Surviving in a war-torn Sarajevo for many years, Beso conveys the spirit of the time through his instrument in songs like “Balkan Nights” and “Sweet Solitude.” There are so many emotions flowing through these songs, it’s difficult to finger just one or two. The solemn grace and sensitivity that emanates from “Laura’s Lullaby” and “Mikey’s Song,” are offset by the playful bounce of tunes like “Gypsyland” and “Caravan.” This is instrumental guitar music of the highest caliber.” - Scott Itter, DrMusic.org
“Virtuoso is a word too often tossed about lightly. But, it would not be out of place in describing this album and the Balkan-born musician whose work it represents.
Amir Beso is, in the best sense of the word, a virtuoso. You don’t even have to like the kind of music on his album, Fatamorgana, to admit his virtuosity.
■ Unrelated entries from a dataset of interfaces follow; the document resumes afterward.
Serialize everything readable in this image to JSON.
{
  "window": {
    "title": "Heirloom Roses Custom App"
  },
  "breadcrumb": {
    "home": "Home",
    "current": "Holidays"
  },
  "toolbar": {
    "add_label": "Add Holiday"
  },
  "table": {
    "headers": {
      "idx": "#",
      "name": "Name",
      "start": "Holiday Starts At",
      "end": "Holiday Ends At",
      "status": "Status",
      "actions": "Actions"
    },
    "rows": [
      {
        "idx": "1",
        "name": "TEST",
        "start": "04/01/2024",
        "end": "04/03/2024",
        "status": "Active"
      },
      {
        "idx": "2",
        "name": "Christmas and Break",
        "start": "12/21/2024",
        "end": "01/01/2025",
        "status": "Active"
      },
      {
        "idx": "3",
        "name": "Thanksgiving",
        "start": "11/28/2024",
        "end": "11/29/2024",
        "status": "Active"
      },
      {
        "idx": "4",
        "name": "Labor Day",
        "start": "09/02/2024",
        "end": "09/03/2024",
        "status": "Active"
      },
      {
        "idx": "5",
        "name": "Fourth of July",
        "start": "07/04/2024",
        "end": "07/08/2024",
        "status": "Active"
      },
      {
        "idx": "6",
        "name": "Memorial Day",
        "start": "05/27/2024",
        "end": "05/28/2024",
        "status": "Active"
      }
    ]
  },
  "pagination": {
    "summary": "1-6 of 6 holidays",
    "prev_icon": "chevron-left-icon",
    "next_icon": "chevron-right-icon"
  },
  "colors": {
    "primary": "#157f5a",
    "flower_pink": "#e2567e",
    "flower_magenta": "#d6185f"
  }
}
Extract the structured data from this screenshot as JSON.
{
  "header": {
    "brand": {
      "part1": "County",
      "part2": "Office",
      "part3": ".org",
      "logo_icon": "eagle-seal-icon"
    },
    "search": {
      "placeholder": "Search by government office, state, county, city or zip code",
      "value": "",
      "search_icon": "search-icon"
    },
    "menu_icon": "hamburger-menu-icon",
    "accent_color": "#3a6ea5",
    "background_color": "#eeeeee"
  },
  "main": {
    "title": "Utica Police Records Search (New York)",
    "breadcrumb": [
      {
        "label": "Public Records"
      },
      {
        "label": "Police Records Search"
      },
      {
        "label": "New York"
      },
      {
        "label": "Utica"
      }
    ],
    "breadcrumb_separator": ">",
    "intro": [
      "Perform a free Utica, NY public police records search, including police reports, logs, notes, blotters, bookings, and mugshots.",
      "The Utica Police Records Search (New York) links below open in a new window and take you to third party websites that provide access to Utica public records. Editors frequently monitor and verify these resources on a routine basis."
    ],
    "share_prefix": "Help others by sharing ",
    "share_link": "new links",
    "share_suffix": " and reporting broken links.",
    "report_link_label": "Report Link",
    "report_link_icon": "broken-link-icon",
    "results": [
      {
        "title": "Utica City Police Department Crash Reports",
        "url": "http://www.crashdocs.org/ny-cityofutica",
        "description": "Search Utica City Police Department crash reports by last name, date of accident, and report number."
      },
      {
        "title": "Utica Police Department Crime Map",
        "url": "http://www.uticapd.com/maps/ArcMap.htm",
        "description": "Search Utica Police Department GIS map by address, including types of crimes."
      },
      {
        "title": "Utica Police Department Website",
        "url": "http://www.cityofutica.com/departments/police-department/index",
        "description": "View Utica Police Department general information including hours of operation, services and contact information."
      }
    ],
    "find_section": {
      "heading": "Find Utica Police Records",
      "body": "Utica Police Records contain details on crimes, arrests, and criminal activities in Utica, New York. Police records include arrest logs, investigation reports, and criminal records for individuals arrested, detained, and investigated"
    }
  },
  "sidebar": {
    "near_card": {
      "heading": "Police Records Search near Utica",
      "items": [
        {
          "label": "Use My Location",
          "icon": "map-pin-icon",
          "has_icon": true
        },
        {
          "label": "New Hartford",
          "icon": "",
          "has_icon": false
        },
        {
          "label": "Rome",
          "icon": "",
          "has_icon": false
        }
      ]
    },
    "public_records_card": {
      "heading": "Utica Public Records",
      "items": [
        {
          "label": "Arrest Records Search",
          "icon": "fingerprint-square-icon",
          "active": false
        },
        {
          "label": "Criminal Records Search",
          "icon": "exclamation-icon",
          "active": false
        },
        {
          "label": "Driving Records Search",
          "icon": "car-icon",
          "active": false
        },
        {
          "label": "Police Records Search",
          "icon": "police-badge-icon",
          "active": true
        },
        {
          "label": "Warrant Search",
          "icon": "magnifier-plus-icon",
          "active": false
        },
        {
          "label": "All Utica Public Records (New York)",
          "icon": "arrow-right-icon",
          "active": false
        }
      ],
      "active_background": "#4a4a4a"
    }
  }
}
It’s evident by the precise fingering and fretting that this is a skilled guitarist.
Fatamorgana offers a pleasant listening experience. It’s an exotic mix -- flamenco, gypsy, Middle Eastern -- but with a modern twist perhaps owing to Beso’s early immersion in metal and rock.
From the title track to “Balkan Nights” and the lovely lullaby written for his wife, there’s a lot of passion and just plain good listening in those 10 tracks.” - John R. Lindermuth, Rambles Magazine
Amir Beso is among five nominees/finalists up for 2006 Independent Music Awards in the World Fusion category. His debut solo album “Fatamorgana” is nominated for 2006 Album of the Year.(http://www.musiciansatlas.com/pages/ima_finalists.asp)
Indie Acoustic Project, which “celebrates the best in innovative, independent acoustic music” included Amir Beso’s album “Fatamorgana” among three nominees for the “Best CD of 2005 Award” in category World Music - Latin.
Individual tracks from this album are available for download at iTunes and all other major services.